Error: process caused \"exec: \\\"cd\\\": executable file not found in $PATH\"\n"} PATH=/usr/local/sbin:/usr/local/bin:/sbin:/bin:/usr/sbin:/usr/bin:/root/bin
cd will execute?
cd is a not an executable command on the file system (though POSIX compliant systems have one), it's an internal builtin command of a shell to change its own current working directory.
A process cannot execute a command in a child process to change its own current working directory as the current working directory is a property of each process.
Whatever language you're using to try and execute that
cd command will have its own interface to change the current working directory.
For instance, instead of:
Or whatever command you use to execute a command, in C, use:
chdir() is the libc interface to the
chdir system call.
Note that, if in C, you wrote:
That would not output an error, because that would actually be doing something like:
spawn_cmd("sh", "-c", "cd /some/dir");
that is, run a shell in a child process to evaluate that
cd /some/dir shell code, upon which the shell would invoke its builtin
cd command to change its own current working directory (but again, not the current working directory of the parent process that spawning a process to execute that command).
However, you could do:
system("cd /some/dir && exec some-other-command");
spawn_cmd("sh", "-c", "cd /some/dir && exec some-other-command");
or for arbitrary directory and command to avoid running the risk of them being interpreted as shell code:
spawn_cmd("sh", "-c", "unset -v CDPATH;" "cd -P -- \"$1\" || exit;" "shift;" "exec \"$@\"", "sh", "/some/dir", "some-other-command");
Then, that child process would execute

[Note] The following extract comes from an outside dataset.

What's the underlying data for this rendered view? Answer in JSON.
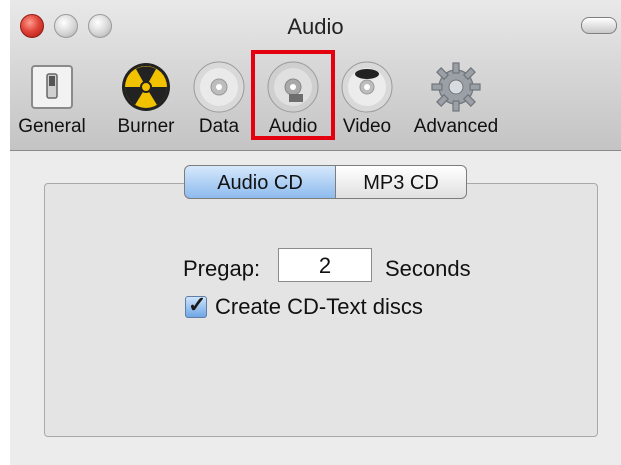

sh which would change its working directory and then execute that
some-other-command in the same process, so with that new working directory.